To qualify you must be at least 60 years old and must have made at least one valid contribution to the CPP.
The CPP is financed by contributions from employees, employers, and self-employed individuals. It covers all workers except for employees in Quebec, as the province administers its plan called the QPP.
CPP installments are not automatic. You should apply. You ought to apply in advance of when you want your pension to begin.
We will probably pay your CPP retirement pension in the period of the beginning date you pick.
All Canadians can build commitments towards the Canada Pension Plan (CPP) as of January 1, 2019. This change is otherwise called CPP enhancement and is designed to help increase retirement income.
The CPP expects to replace a basic level of earnings for Canadians. On development, this enhancement will expand the maximum CPP retirement pension by approximately 50% for those who make enhanced contributions for 40 years.
The CPP enhancement ought to decrease the number of Canadian families in danger of not having enough retirement savings especially for those without a workplace pension plan.
Canadians will receive more benefits, as they increase contributions to the CPP. Starting in 2019, the yearly contribution rates will rise at a modest rate throughout the following seven years. For example, if you get $54,900 per year, the contributions will increase by $6/month in 2019. In 2023, your contributions will increase by $40 every month.
In 2020, the CPP giving rate will increase from 5.1% to 5.25%. After including an employer contribution, this rate will increase to 10.5% of pensionable earnings. Independently employed people will pay the entire 10.5% amount. The CPP contribution rates will increase to a combined 11.9% by 2023 or 5.95% equivalent sharing by employer and employee.
The full enhancement will happen in 2065, which means people just entering the workforce will benefit the maximum.
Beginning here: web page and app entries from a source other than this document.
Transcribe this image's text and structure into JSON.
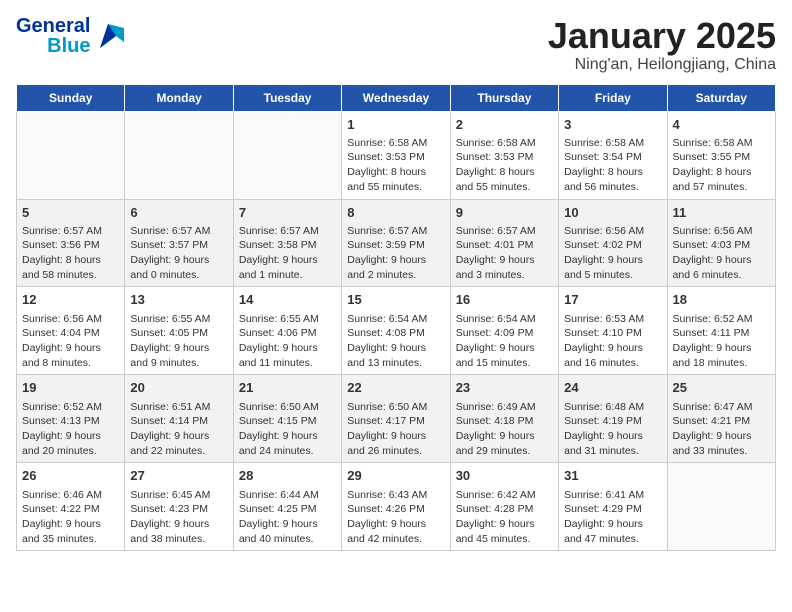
{
  "logo": {
    "general": "General",
    "blue": "Blue"
  },
  "title": "January 2025",
  "location": "Ning'an, Heilongjiang, China",
  "days": [
    "Sunday",
    "Monday",
    "Tuesday",
    "Wednesday",
    "Thursday",
    "Friday",
    "Saturday"
  ],
  "weeks": [
    [
      {
        "day": "",
        "content": ""
      },
      {
        "day": "",
        "content": ""
      },
      {
        "day": "",
        "content": ""
      },
      {
        "day": "1",
        "content": "Sunrise: 6:58 AM\nSunset: 3:53 PM\nDaylight: 8 hours\nand 55 minutes."
      },
      {
        "day": "2",
        "content": "Sunrise: 6:58 AM\nSunset: 3:53 PM\nDaylight: 8 hours\nand 55 minutes."
      },
      {
        "day": "3",
        "content": "Sunrise: 6:58 AM\nSunset: 3:54 PM\nDaylight: 8 hours\nand 56 minutes."
      },
      {
        "day": "4",
        "content": "Sunrise: 6:58 AM\nSunset: 3:55 PM\nDaylight: 8 hours\nand 57 minutes."
      }
    ],
    [
      {
        "day": "5",
        "content": "Sunrise: 6:57 AM\nSunset: 3:56 PM\nDaylight: 8 hours\nand 58 minutes."
      },
      {
        "day": "6",
        "content": "Sunrise: 6:57 AM\nSunset: 3:57 PM\nDaylight: 9 hours\nand 0 minutes."
      },
      {
        "day": "7",
        "content": "Sunrise: 6:57 AM\nSunset: 3:58 PM\nDaylight: 9 hours\nand 1 minute."
      },
      {
        "day": "8",
        "content": "Sunrise: 6:57 AM\nSunset: 3:59 PM\nDaylight: 9 hours\nand 2 minutes."
      },
      {
        "day": "9",
        "content": "Sunrise: 6:57 AM\nSunset: 4:01 PM\nDaylight: 9 hours\nand 3 minutes."
      },
      {
        "day": "10",
        "content": "Sunrise: 6:56 AM\nSunset: 4:02 PM\nDaylight: 9 hours\nand 5 minutes."
      },
      {
        "day": "11",
        "content": "Sunrise: 6:56 AM\nSunset: 4:03 PM\nDaylight: 9 hours\nand 6 minutes."
      }
    ],
    [
      {
        "day": "12",
        "content": "Sunrise: 6:56 AM\nSunset: 4:04 PM\nDaylight: 9 hours\nand 8 minutes."
      },
      {
        "day": "13",
        "content": "Sunrise: 6:55 AM\nSunset: 4:05 PM\nDaylight: 9 hours\nand 9 minutes."
      },
      {
        "day": "14",
        "content": "Sunrise: 6:55 AM\nSunset: 4:06 PM\nDaylight: 9 hours\nand 11 minutes."
      },
      {
        "day": "15",
        "content": "Sunrise: 6:54 AM\nSunset: 4:08 PM\nDaylight: 9 hours\nand 13 minutes."
      },
      {
        "day": "16",
        "content": "Sunrise: 6:54 AM\nSunset: 4:09 PM\nDaylight: 9 hours\nand 15 minutes."
      },
      {
        "day": "17",
        "content": "Sunrise: 6:53 AM\nSunset: 4:10 PM\nDaylight: 9 hours\nand 16 minutes."
      },
      {
        "day": "18",
        "content": "Sunrise: 6:52 AM\nSunset: 4:11 PM\nDaylight: 9 hours\nand 18 minutes."
      }
    ],
    [
      {
        "day": "19",
        "content": "Sunrise: 6:52 AM\nSunset: 4:13 PM\nDaylight: 9 hours\nand 20 minutes."
      },
      {
        "day": "20",
        "content": "Sunrise: 6:51 AM\nSunset: 4:14 PM\nDaylight: 9 hours\nand 22 minutes."
      },
      {
        "day": "21",
        "content": "Sunrise: 6:50 AM\nSunset: 4:15 PM\nDaylight: 9 hours\nand 24 minutes."
      },
      {
        "day": "22",
        "content": "Sunrise: 6:50 AM\nSunset: 4:17 PM\nDaylight: 9 hours\nand 26 minutes."
      },
      {
        "day": "23",
        "content": "Sunrise: 6:49 AM\nSunset: 4:18 PM\nDaylight: 9 hours\nand 29 minutes."
      },
      {
        "day": "24",
        "content": "Sunrise: 6:48 AM\nSunset: 4:19 PM\nDaylight: 9 hours\nand 31 minutes."
      },
      {
        "day": "25",
        "content": "Sunrise: 6:47 AM\nSunset: 4:21 PM\nDaylight: 9 hours\nand 33 minutes."
      }
    ],
    [
      {
        "day": "26",
        "content": "Sunrise: 6:46 AM\nSunset: 4:22 PM\nDaylight: 9 hours\nand 35 minutes."
      },
      {
        "day": "27",
        "content": "Sunrise: 6:45 AM\nSunset: 4:23 PM\nDaylight: 9 hours\nand 38 minutes."
      },
      {
        "day": "28",
        "content": "Sunrise: 6:44 AM\nSunset: 4:25 PM\nDaylight: 9 hours\nand 40 minutes."
      },
      {
        "day": "29",
        "content": "Sunrise: 6:43 AM\nSunset: 4:26 PM\nDaylight: 9 hours\nand 42 minutes."
      },
      {
        "day": "30",
        "content": "Sunrise: 6:42 AM\nSunset: 4:28 PM\nDaylight: 9 hours\nand 45 minutes."
      },
      {
        "day": "31",
        "content": "Sunrise: 6:41 AM\nSunset: 4:29 PM\nDaylight: 9 hours\nand 47 minutes."
      },
      {
        "day": "",
        "content": ""
      }
    ]
  ]
}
However, the advantages will inch imperceptibly higher starting this year.
CPP payments are made on a month to month basis and are paid out through direct deposit to your bank or sent as a cheque. The installment plan fluctuates from month to month yet is for the most part on the third to last business day of every month.
The amount you receive each month depends on your average earnings throughout your working life, your contributions to the CPP, and the age you decide to begin your CPP retirement pension. Your contributions to the CPP depend on your earnings.
The standard age to begin the pension is 65. However, you can start getting it as early as age 60 or as late as age 70.
If you start getting your pension earlier, the monthly amount you’ll receive will be smaller. If you choose to start later, you’ll receive a larger monthly amount. There’s no advantage to wait after age 70 to start receiving the pension. The highest monthly amount you can receive is reached when you turn 70. There are various factors that can affect the amount you’ll get, for example, time taken off from work to care for young children.
Lastly, CPP benefits keep going for the rest of your life and keep up with inflation. More than 96 percent of Canadians matured 60 will survive to age 70, and about 50 percent will live past age 90. Holding up until age 70 to take CPP would carry those advantages to around 150 percent of what they would be at age 65 and around 250 percent of what they would be at age 60.
If you need more information and guidance about CPP. Feel free to contact us.